A word-for-word retyping of the listing below is required, with the pictures dropped.
------------------------------------------------------------------------
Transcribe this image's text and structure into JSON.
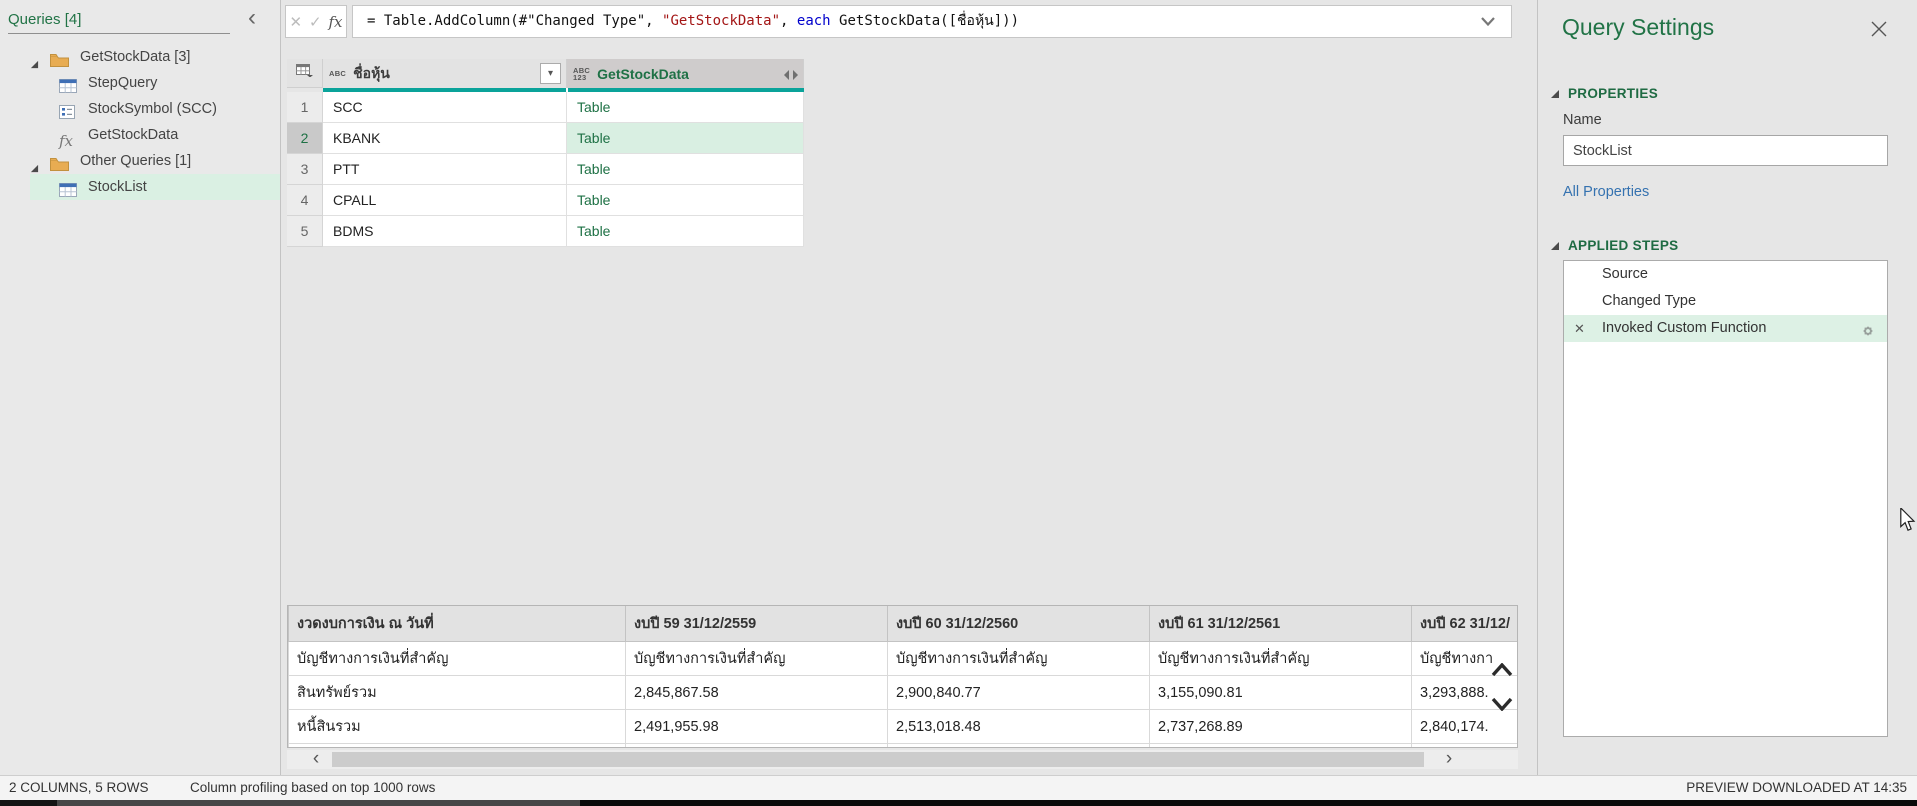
{
  "colors": {
    "accent_green": "#217346",
    "section_green": "#1f6b43",
    "selection_bg": "#daf0e3",
    "quality_bar_teal": "#0aa39a",
    "table_link_green": "#1e7145",
    "link_blue": "#3572b0",
    "formula_string_red": "#a31515",
    "formula_keyword_blue": "#0000cc"
  },
  "icons": {
    "collapse": "‹",
    "cancel": "✕",
    "confirm": "✓",
    "fx": "fx",
    "dropdown": "▾",
    "scroll_left": "‹",
    "scroll_right": "›",
    "delete_step": "✕"
  },
  "sidebar": {
    "title": "Queries [4]",
    "groups": [
      {
        "label": "GetStockData [3]",
        "expanded": true,
        "items": [
          {
            "label": "StepQuery",
            "icon": "table-icon",
            "selected": false
          },
          {
            "label": "StockSymbol (SCC)",
            "icon": "parameter-icon",
            "selected": false
          },
          {
            "label": "GetStockData",
            "icon": "function-icon",
            "selected": false
          }
        ]
      },
      {
        "label": "Other Queries [1]",
        "expanded": true,
        "items": [
          {
            "label": "StockList",
            "icon": "table-icon",
            "selected": true
          }
        ]
      }
    ]
  },
  "formula_bar": {
    "segments": [
      {
        "type": "plain",
        "text": "= Table.AddColumn(#\"Changed Type\", "
      },
      {
        "type": "string",
        "text": "\"GetStockData\""
      },
      {
        "type": "plain",
        "text": ", "
      },
      {
        "type": "keyword",
        "text": "each"
      },
      {
        "type": "plain",
        "text": " GetStockData([ชื่อหุ้น]))"
      }
    ]
  },
  "grid": {
    "columns": [
      {
        "label": "ชื่อหุ้น",
        "type_icon_lines": [
          "ABC"
        ],
        "control": "filter-dropdown",
        "selected": false
      },
      {
        "label": "GetStockData",
        "type_icon_lines": [
          "ABC",
          "123"
        ],
        "control": "expand-column",
        "selected": true
      }
    ],
    "rows": [
      {
        "num": "1",
        "cells": [
          "SCC",
          "Table"
        ],
        "selected": false
      },
      {
        "num": "2",
        "cells": [
          "KBANK",
          "Table"
        ],
        "selected": true
      },
      {
        "num": "3",
        "cells": [
          "PTT",
          "Table"
        ],
        "selected": false
      },
      {
        "num": "4",
        "cells": [
          "CPALL",
          "Table"
        ],
        "selected": false
      },
      {
        "num": "5",
        "cells": [
          "BDMS",
          "Table"
        ],
        "selected": false
      }
    ]
  },
  "preview_table": {
    "headers": [
      "งวดงบการเงิน ณ วันที่",
      "งบปี 59 31/12/2559",
      "งบปี 60 31/12/2560",
      "งบปี 61 31/12/2561",
      "งบปี 62 31/12/"
    ],
    "rows": [
      [
        "บัญชีทางการเงินที่สำคัญ",
        "บัญชีทางการเงินที่สำคัญ",
        "บัญชีทางการเงินที่สำคัญ",
        "บัญชีทางการเงินที่สำคัญ",
        "บัญชีทางกา"
      ],
      [
        "สินทรัพย์รวม",
        "2,845,867.58",
        "2,900,840.77",
        "3,155,090.81",
        "3,293,888."
      ],
      [
        "หนี้สินรวม",
        "2,491,955.98",
        "2,513,018.48",
        "2,737,268.89",
        "2,840,174."
      ],
      [
        "",
        "",
        "",
        "",
        ""
      ]
    ]
  },
  "query_settings": {
    "title": "Query Settings",
    "properties_label": "PROPERTIES",
    "name_label": "Name",
    "name_value": "StockList",
    "all_properties_label": "All Properties",
    "applied_steps_label": "APPLIED STEPS",
    "steps": [
      {
        "label": "Source",
        "selected": false,
        "deletable": false,
        "has_settings": false
      },
      {
        "label": "Changed Type",
        "selected": false,
        "deletable": false,
        "has_settings": false
      },
      {
        "label": "Invoked Custom Function",
        "selected": true,
        "deletable": true,
        "has_settings": true
      }
    ]
  },
  "status_bar": {
    "left": "2 COLUMNS, 5 ROWS",
    "center": "Column profiling based on top 1000 rows",
    "right": "PREVIEW DOWNLOADED AT 14:35"
  }
}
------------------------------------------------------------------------
OUTPUT BELOW:
Transcribe this image's text and structure into JSON.
{
  "colors": {
    "accent_green": "#217346",
    "section_green": "#1f6b43",
    "selection_bg": "#daf0e3",
    "quality_bar_teal": "#0aa39a",
    "table_link_green": "#1e7145",
    "link_blue": "#3572b0",
    "formula_string_red": "#a31515",
    "formula_keyword_blue": "#0000cc"
  },
  "icons": {
    "collapse": "‹",
    "cancel": "✕",
    "confirm": "✓",
    "fx": "fx",
    "dropdown": "▾",
    "scroll_left": "‹",
    "scroll_right": "›",
    "delete_step": "✕"
  },
  "sidebar": {
    "title": "Queries [4]",
    "groups": [
      {
        "label": "GetStockData [3]",
        "expanded": true,
        "items": [
          {
            "label": "StepQuery",
            "icon": "table-icon",
            "selected": false
          },
          {
            "label": "StockSymbol (SCC)",
            "icon": "parameter-icon",
            "selected": false
          },
          {
            "label": "GetStockData",
            "icon": "function-icon",
            "selected": false
          }
        ]
      },
      {
        "label": "Other Queries [1]",
        "expanded": true,
        "items": [
          {
            "label": "StockList",
            "icon": "table-icon",
            "selected": true
          }
        ]
      }
    ]
  },
  "formula_bar": {
    "segments": [
      {
        "type": "plain",
        "text": "= Table.AddColumn(#\"Changed Type\", "
      },
      {
        "type": "string",
        "text": "\"GetStockData\""
      },
      {
        "type": "plain",
        "text": ", "
      },
      {
        "type": "keyword",
        "text": "each"
      },
      {
        "type": "plain",
        "text": " GetStockData([ชื่อหุ้น]))"
      }
    ]
  },
  "grid": {
    "columns": [
      {
        "label": "ชื่อหุ้น",
        "type_icon_lines": [
          "ABC"
        ],
        "control": "filter-dropdown",
        "selected": false
      },
      {
        "label": "GetStockData",
        "type_icon_lines": [
          "ABC",
          "123"
        ],
        "control": "expand-column",
        "selected": true
      }
    ],
    "rows": [
      {
        "num": "1",
        "cells": [
          "SCC",
          "Table"
        ],
        "selected": false
      },
      {
        "num": "2",
        "cells": [
          "KBANK",
          "Table"
        ],
        "selected": true
      },
      {
        "num": "3",
        "cells": [
          "PTT",
          "Table"
        ],
        "selected": false
      },
      {
        "num": "4",
        "cells": [
          "CPALL",
          "Table"
        ],
        "selected": false
      },
      {
        "num": "5",
        "cells": [
          "BDMS",
          "Table"
        ],
        "selected": false
      }
    ]
  },
  "preview_table": {
    "headers": [
      "งวดงบการเงิน ณ วันที่",
      "งบปี 59 31/12/2559",
      "งบปี 60 31/12/2560",
      "งบปี 61 31/12/2561",
      "งบปี 62 31/12/"
    ],
    "rows": [
      [
        "บัญชีทางการเงินที่สำคัญ",
        "บัญชีทางการเงินที่สำคัญ",
        "บัญชีทางการเงินที่สำคัญ",
        "บัญชีทางการเงินที่สำคัญ",
        "บัญชีทางกา"
      ],
      [
        "สินทรัพย์รวม",
        "2,845,867.58",
        "2,900,840.77",
        "3,155,090.81",
        "3,293,888."
      ],
      [
        "หนี้สินรวม",
        "2,491,955.98",
        "2,513,018.48",
        "2,737,268.89",
        "2,840,174."
      ],
      [
        "",
        "",
        "",
        "",
        ""
      ]
    ]
  },
  "query_settings": {
    "title": "Query Settings",
    "properties_label": "PROPERTIES",
    "name_label": "Name",
    "name_value": "StockList",
    "all_properties_label": "All Properties",
    "applied_steps_label": "APPLIED STEPS",
    "steps": [
      {
        "label": "Source",
        "selected": false,
        "deletable": false,
        "has_settings": false
      },
      {
        "label": "Changed Type",
        "selected": false,
        "deletable": false,
        "has_settings": false
      },
      {
        "label": "Invoked Custom Function",
        "selected": true,
        "deletable": true,
        "has_settings": true
      }
    ]
  },
  "status_bar": {
    "left": "2 COLUMNS, 5 ROWS",
    "center": "Column profiling based on top 1000 rows",
    "right": "PREVIEW DOWNLOADED AT 14:35"
  }
}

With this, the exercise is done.